Last month, the estimable Scott Brinker of ChiefMartec (and HubSpot) published a thoughtful piece about the apparent dichotomy between two models of technology adoption: the waterfall approach and the agile approach.
Those latter terms come, of course, from the Devs world, the former signifying a structured, planned approach to a development project, the latter a flexible, sprint-based approach, associated with minimal viable products and “failing fast.” Applied to marketing technology, the two approaches might be clarified as follows:
- Waterfall: thoroughly audit and analyse the full range of marketing challenges to be solved, the outcomes (KPIs, ROI) sought, plan the deployment of the software, and bring all stakeholders into the process
- Agile: pick a current challenge which needs to be met, and have a small, cross-functional team make minimal investment in SaaS software to address just that challenge

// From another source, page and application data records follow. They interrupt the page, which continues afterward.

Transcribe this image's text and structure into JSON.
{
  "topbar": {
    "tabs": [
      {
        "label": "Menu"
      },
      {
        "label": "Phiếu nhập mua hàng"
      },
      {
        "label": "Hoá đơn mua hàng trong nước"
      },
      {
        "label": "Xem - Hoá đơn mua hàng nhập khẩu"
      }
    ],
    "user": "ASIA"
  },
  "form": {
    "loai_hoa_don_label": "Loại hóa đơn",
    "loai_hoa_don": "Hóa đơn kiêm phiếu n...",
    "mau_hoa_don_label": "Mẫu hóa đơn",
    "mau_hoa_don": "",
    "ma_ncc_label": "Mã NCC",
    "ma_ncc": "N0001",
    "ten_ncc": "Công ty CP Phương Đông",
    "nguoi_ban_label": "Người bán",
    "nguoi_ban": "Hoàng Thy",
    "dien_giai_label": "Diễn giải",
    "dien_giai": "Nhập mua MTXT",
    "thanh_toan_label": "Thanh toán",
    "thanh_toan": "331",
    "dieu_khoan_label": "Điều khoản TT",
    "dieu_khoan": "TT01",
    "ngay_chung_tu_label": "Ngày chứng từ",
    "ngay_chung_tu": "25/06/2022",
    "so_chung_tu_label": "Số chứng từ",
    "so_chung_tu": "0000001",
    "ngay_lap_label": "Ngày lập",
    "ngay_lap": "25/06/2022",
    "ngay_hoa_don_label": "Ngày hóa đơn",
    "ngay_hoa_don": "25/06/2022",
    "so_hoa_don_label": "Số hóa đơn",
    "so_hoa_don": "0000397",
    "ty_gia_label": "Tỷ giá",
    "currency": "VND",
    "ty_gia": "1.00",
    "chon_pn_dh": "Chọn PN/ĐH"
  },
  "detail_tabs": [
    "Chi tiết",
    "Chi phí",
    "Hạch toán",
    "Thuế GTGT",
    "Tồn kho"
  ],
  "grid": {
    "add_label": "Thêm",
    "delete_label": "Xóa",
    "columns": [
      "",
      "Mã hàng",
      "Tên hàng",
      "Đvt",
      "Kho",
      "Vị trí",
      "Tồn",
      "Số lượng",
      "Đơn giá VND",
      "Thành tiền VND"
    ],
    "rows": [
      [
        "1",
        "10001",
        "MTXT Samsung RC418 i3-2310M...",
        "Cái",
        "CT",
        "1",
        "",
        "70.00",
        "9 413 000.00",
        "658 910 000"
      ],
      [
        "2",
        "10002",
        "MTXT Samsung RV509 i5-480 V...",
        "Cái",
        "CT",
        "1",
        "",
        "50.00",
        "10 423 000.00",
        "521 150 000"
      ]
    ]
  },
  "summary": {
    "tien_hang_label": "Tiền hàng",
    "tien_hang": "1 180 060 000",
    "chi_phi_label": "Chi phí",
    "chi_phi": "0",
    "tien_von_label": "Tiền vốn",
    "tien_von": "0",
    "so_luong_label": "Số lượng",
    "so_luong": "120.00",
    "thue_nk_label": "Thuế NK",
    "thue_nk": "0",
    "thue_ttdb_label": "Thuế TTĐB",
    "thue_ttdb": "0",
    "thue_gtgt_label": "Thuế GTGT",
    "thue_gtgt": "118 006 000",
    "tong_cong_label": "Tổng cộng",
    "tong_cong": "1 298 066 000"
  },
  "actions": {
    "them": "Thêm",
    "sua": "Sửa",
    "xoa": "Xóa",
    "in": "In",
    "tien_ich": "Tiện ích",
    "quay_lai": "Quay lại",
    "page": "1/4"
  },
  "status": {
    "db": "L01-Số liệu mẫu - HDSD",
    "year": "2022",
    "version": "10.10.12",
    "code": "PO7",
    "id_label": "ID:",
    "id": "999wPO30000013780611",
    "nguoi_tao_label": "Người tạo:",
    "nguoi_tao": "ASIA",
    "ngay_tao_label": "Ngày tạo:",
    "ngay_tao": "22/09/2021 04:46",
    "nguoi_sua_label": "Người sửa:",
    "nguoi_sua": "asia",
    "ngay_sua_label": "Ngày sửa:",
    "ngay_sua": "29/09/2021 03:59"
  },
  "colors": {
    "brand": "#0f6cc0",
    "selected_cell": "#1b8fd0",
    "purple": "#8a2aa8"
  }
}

Both approaches have downfalls, as Brinker notes. A big ticket tech purchase to satisfy the Waterfall model can take an average of over 16 months to complete. The audit and analysis phase, and getting buy-in from stakeholders, might overlap with the purchase cycle, but then there’s deployment and training. All while doing business as usual, and praying that your requirements don’t change before the system is in place. Oh, and there’s high cost too.
As for agile, teams could waste a lot of time buying and scrapping solutions which don’t really meet the need, and if there are multiple teams (perhaps in different functions), there’s a risk of duplication, and/or failing to learn from mistakes already made at the other end of the corridor. Nevertheless, and certainly for businesses below the enterprise level, agile in on form or another seems to have been winning out.
As Brinker points out, while it’s helpful to understand and distinguish these approaches, choosing between them really represents a false dichotomy. There is no reason short-term, agile projects — especially aimed at “today’s” problem need to be put on hold while a more holistic solution is being considered; nor is there any reason to put off waterfall thinking while agile projects are running. In fact — and ideally — symbiosis can occur. Learning from “fail fast” type projects can inform thinking about long-term procurement, while those short-term projects will likely relate in some way to longer-term challenges waterfall thinking is meant to address.
And again, ideally, some of those immediate software investments, even if they’re easily disposable, should preferably build the stack in the direction of an overall vision of needs and returns.
But all this is clear enough from Scott’s piece. What he doesn’t take account of (in this blog at least) is the elephant in the room. Also known as, the existing stack. Other than the freshest of start-ups, how many businesses are starting from a green field, and thinking “Well, we can start to adopt technology this way, or that way…”
Almost every business confronted by this (false) dichotomy is sitting on legacy software, whether it be old, custom-built, on-prem suites, or dozens of SaaS subscriptions which are somehow still being renewed. Very often, core business processes are being run on that legacy software. It can’t just be switched off because you’ve found something else which seems worth switching on. And, very often, your business has invested in reams of shadow software IT doesn’t even know about.
Whether the way forward is waterfall, agile, or more likely an informal combination of the two, the first step which suggests itself is a joint audit of legacy software and the processes it supports. For one thing, the waterfall project can’t get off the ground unless business processes are fully understood, and where possible optimized — because why invest in costly long-term procurement to support flawed processes? At the same time, layering new short-term processes and software on top of not-fully-understood existing processes may be agile, but may also just add to the chaos.
Nobody said this is easy, or that it’s anything other than an ongoing process. But the best advice seems to be to understand where you are and where you came from, before choosing the road forward.